━━━━━ Data for this exercise ━━━━━

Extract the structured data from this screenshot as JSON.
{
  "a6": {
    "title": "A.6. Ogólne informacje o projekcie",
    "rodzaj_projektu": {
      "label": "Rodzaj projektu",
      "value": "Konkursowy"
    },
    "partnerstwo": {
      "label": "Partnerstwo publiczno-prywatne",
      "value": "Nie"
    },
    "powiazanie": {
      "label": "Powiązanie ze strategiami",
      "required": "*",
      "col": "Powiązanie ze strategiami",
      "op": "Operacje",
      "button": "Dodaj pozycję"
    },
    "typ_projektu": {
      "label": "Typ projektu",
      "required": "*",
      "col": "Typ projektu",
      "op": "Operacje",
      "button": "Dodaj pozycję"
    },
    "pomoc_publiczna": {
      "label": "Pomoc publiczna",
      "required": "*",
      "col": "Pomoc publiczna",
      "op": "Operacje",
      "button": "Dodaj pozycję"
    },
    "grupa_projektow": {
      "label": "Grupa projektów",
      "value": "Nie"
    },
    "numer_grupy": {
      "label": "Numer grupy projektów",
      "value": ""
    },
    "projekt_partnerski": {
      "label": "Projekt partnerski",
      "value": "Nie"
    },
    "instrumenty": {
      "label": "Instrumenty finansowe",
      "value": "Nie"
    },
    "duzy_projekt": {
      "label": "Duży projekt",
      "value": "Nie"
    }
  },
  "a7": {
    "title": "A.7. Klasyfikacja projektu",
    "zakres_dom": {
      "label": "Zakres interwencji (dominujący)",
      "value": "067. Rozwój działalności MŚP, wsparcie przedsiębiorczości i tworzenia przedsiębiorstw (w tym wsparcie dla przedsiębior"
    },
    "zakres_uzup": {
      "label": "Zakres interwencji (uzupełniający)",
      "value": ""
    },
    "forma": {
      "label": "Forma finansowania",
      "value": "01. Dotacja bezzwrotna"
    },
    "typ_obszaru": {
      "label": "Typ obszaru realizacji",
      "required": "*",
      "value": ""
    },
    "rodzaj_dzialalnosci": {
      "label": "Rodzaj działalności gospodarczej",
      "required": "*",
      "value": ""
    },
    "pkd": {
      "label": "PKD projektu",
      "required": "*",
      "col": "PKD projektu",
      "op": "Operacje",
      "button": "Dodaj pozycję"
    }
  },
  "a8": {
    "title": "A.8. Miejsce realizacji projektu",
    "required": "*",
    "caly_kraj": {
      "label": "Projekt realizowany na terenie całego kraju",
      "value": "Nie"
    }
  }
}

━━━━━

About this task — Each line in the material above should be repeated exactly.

Answer section —
Extract the structured data from this screenshot as JSON.
{
  "a6": {
    "title": "A.6. Ogólne informacje o projekcie",
    "rodzaj_projektu": {
      "label": "Rodzaj projektu",
      "value": "Konkursowy"
    },
    "partnerstwo": {
      "label": "Partnerstwo publiczno-prywatne",
      "value": "Nie"
    },
    "powiazanie": {
      "label": "Powiązanie ze strategiami",
      "required": "*",
      "col": "Powiązanie ze strategiami",
      "op": "Operacje",
      "button": "Dodaj pozycję"
    },
    "typ_projektu": {
      "label": "Typ projektu",
      "required": "*",
      "col": "Typ projektu",
      "op": "Operacje",
      "button": "Dodaj pozycję"
    },
    "pomoc_publiczna": {
      "label": "Pomoc publiczna",
      "required": "*",
      "col": "Pomoc publiczna",
      "op": "Operacje",
      "button": "Dodaj pozycję"
    },
    "grupa_projektow": {
      "label": "Grupa projektów",
      "value": "Nie"
    },
    "numer_grupy": {
      "label": "Numer grupy projektów",
      "value": ""
    },
    "projekt_partnerski": {
      "label": "Projekt partnerski",
      "value": "Nie"
    },
    "instrumenty": {
      "label": "Instrumenty finansowe",
      "value": "Nie"
    },
    "duzy_projekt": {
      "label": "Duży projekt",
      "value": "Nie"
    }
  },
  "a7": {
    "title": "A.7. Klasyfikacja projektu",
    "zakres_dom": {
      "label": "Zakres interwencji (dominujący)",
      "value": "067. Rozwój działalności MŚP, wsparcie przedsiębiorczości i tworzenia przedsiębiorstw (w tym wsparcie dla przedsiębior"
    },
    "zakres_uzup": {
      "label": "Zakres interwencji (uzupełniający)",
      "value": ""
    },
    "forma": {
      "label": "Forma finansowania",
      "value": "01. Dotacja bezzwrotna"
    },
    "typ_obszaru": {
      "label": "Typ obszaru realizacji",
      "required": "*",
      "value": ""
    },
    "rodzaj_dzialalnosci": {
      "label": "Rodzaj działalności gospodarczej",
      "required": "*",
      "value": ""
    },
    "pkd": {
      "label": "PKD projektu",
      "required": "*",
      "col": "PKD projektu",
      "op": "Operacje",
      "button": "Dodaj pozycję"
    }
  },
  "a8": {
    "title": "A.8. Miejsce realizacji projektu",
    "required": "*",
    "caly_kraj": {
      "label": "Projekt realizowany na terenie całego kraju",
      "value": "Nie"
    }
  }
}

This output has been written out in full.